Crude oil has been supported since the late summer by geopolitical issues, with tensions in Egypt and Syria causing traders to price in a premium for the risk that the instability posed to Middle Eastern supplies.
That helped to disguise the fundamentally bearish picture of the shale boom in the US. With tensions having eased since in the Middle East, the commodity is now being pressured both by the potential impact on fuel demand posed by the US government shutdown and the prospect of oil production expanding next year in the US.
‘With output of more than 10 million barrels per day for the last two quarters, its highest in decades, the nation is set to become the largest non‐OPEC liquids producer by the second quarter of 2014, overtaking Russia,’ the Paris-based IEA said today.
US oil output has spiked in the last couple of years on account of new techniques, such as horizontal drilling and fracking, that allow access to previously untapped subterranean reservoirs trapped in shale rock formations in the Midwest.
The IEA sees the increase in US production leading total non‐OPEC supplies to rise by an average of 1.7 million barrels per day next year, which would be the fastest rate of growth since the 1970s.
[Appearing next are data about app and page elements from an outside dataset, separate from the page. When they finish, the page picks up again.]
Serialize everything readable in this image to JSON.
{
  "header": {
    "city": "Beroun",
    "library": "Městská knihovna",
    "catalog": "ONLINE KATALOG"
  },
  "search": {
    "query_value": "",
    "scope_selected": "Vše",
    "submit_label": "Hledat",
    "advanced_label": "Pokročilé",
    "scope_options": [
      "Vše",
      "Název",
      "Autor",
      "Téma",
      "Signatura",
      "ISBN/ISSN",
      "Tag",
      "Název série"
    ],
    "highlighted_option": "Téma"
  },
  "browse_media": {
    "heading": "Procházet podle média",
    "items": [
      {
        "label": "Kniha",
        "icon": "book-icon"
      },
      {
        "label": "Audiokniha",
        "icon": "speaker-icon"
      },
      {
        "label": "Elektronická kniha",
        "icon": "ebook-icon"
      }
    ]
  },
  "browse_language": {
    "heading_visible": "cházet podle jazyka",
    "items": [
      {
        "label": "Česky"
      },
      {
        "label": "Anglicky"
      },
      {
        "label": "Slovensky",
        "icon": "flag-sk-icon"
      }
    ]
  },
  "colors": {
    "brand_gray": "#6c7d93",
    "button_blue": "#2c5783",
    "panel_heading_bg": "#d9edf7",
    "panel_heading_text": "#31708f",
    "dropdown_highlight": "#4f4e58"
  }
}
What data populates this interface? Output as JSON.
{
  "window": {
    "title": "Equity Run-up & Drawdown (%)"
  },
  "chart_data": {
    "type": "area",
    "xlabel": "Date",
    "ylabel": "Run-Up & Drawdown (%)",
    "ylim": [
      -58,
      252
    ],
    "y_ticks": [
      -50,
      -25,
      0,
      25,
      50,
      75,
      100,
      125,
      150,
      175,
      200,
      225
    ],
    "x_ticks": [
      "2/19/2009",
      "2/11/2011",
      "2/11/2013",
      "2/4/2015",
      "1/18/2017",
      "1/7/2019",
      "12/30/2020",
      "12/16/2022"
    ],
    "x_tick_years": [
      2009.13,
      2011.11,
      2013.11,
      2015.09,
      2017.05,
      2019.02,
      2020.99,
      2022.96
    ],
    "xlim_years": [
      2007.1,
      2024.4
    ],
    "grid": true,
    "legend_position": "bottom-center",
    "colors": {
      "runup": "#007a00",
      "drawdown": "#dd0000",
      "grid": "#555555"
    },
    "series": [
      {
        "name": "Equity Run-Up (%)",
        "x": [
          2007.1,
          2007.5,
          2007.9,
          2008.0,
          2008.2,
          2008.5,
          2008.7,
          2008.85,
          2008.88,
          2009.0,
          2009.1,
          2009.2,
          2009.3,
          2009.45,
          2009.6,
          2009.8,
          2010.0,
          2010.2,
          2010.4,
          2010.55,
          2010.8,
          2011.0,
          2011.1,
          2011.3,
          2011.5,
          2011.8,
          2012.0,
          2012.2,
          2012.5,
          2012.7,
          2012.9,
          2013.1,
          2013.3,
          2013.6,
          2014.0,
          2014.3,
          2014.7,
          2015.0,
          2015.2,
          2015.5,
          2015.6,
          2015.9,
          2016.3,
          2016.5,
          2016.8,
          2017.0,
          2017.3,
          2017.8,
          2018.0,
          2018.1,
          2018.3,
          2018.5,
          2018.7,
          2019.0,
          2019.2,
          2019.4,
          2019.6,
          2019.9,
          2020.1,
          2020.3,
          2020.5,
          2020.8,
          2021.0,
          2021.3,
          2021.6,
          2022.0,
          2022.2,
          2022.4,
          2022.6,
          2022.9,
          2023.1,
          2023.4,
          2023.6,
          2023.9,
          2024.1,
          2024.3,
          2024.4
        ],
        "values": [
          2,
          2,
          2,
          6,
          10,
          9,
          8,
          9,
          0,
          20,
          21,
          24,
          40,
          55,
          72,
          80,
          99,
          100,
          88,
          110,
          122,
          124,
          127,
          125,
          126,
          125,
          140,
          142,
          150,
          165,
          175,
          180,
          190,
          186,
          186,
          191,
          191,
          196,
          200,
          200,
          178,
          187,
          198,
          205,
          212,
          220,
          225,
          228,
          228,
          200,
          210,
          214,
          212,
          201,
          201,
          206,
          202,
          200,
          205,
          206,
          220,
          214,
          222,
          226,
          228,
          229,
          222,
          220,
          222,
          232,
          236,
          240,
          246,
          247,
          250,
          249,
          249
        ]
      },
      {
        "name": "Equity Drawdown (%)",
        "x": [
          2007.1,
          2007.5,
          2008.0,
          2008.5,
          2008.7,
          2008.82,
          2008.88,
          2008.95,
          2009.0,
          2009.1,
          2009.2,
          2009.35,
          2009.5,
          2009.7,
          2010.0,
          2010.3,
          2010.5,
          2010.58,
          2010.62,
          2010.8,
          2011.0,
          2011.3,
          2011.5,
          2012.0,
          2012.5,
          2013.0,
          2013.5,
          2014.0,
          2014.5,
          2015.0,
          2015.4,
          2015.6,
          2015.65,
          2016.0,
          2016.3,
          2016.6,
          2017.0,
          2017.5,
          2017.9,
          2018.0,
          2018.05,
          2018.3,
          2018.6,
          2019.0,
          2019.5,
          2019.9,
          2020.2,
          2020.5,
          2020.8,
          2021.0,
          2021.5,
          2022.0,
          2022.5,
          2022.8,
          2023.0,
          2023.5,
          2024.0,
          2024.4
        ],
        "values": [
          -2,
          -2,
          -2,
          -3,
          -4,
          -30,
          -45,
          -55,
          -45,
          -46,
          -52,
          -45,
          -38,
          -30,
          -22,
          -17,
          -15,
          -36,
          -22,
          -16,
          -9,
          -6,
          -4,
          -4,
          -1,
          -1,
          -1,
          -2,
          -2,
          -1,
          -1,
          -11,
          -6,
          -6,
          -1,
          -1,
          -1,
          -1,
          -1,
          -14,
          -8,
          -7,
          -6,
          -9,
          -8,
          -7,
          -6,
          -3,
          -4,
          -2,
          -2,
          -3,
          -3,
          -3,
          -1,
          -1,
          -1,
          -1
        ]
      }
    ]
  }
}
The IEA also slightly lowered its 2014 forecast for worldwide oil demand growth in 2014.